WHAT THE EXERCISE ASKS>
Images in the data are to be skipped, while every line is restated exactly as written.

──────── RECORDS FOR PROCESSING

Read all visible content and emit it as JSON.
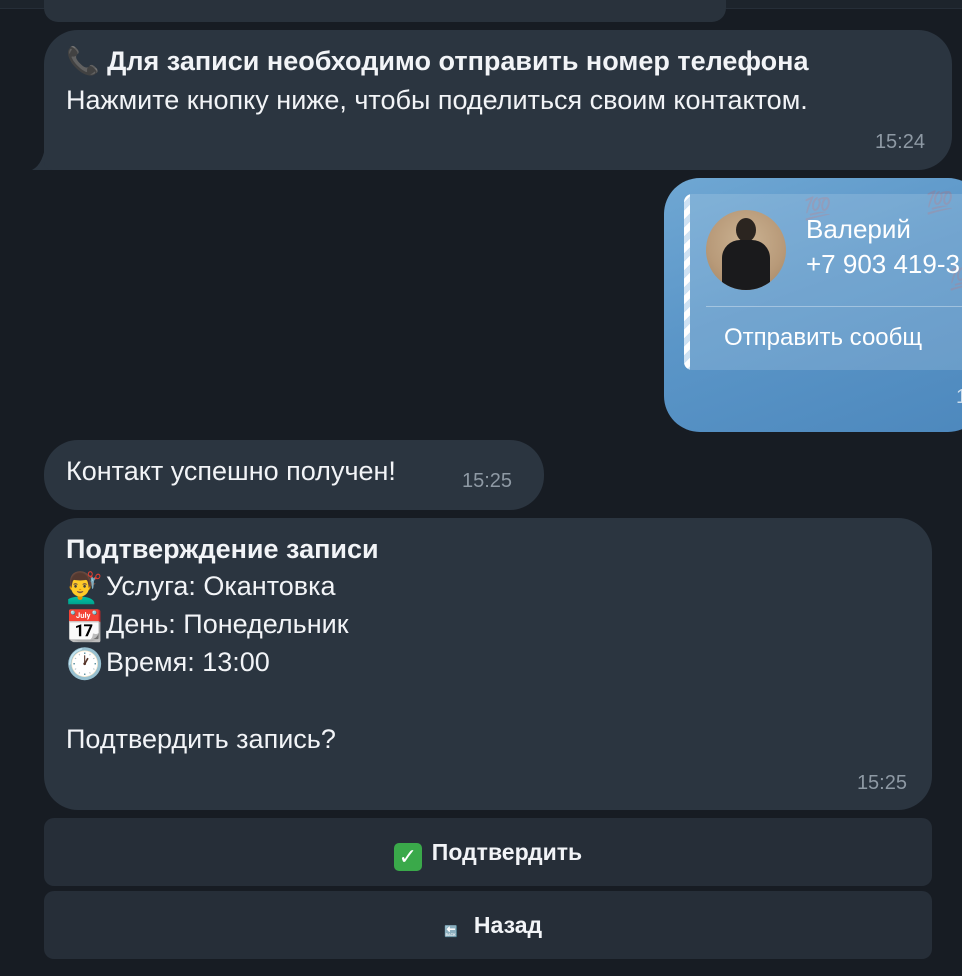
{
  "messages": {
    "phone_request": {
      "icon": "phone-receiver-icon",
      "title": "Для записи необходимо отправить номер телефона",
      "body": "Нажмите кнопку ниже, чтобы поделиться своим контактом.",
      "time": "15:24"
    },
    "shared_contact": {
      "name": "Валерий",
      "phone": "+7 903 419-3",
      "action": "Отправить сообщ",
      "time": "1"
    },
    "contact_received": {
      "text": "Контакт успешно получен!",
      "time": "15:25"
    },
    "confirmation": {
      "title": "Подтверждение записи",
      "service_icon": "barber-icon",
      "service": "Услуга: Окантовка",
      "day_icon": "calendar-icon",
      "day": "День: Понедельник",
      "time_icon": "clock-icon",
      "time_line": "Время: 13:00",
      "question": "Подтвердить запись?",
      "time": "15:25"
    }
  },
  "keyboard": {
    "confirm_icon": "check-mark-icon",
    "confirm_label": "Подтвердить",
    "back_icon": "back-arrow-icon",
    "back_label": "Назад"
  },
  "colors": {
    "background": "#171c23",
    "bubble": "#2b3540",
    "outgoing_bubble": "#5b96c8",
    "button": "#262e38",
    "timestamp": "#8e99a4"
  }
}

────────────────

ANSWER FOR THIS EXERCISE>
Read all visible content and emit it as JSON.
{
  "messages": {
    "phone_request": {
      "icon": "phone-receiver-icon",
      "title": "Для записи необходимо отправить номер телефона",
      "body": "Нажмите кнопку ниже, чтобы поделиться своим контактом.",
      "time": "15:24"
    },
    "shared_contact": {
      "name": "Валерий",
      "phone": "+7 903 419-3",
      "action": "Отправить сообщ",
      "time": "1"
    },
    "contact_received": {
      "text": "Контакт успешно получен!",
      "time": "15:25"
    },
    "confirmation": {
      "title": "Подтверждение записи",
      "service_icon": "barber-icon",
      "service": "Услуга: Окантовка",
      "day_icon": "calendar-icon",
      "day": "День: Понедельник",
      "time_icon": "clock-icon",
      "time_line": "Время: 13:00",
      "question": "Подтвердить запись?",
      "time": "15:25"
    }
  },
  "keyboard": {
    "confirm_icon": "check-mark-icon",
    "confirm_label": "Подтвердить",
    "back_icon": "back-arrow-icon",
    "back_label": "Назад"
  },
  "colors": {
    "background": "#171c23",
    "bubble": "#2b3540",
    "outgoing_bubble": "#5b96c8",
    "button": "#262e38",
    "timestamp": "#8e99a4"
  }
}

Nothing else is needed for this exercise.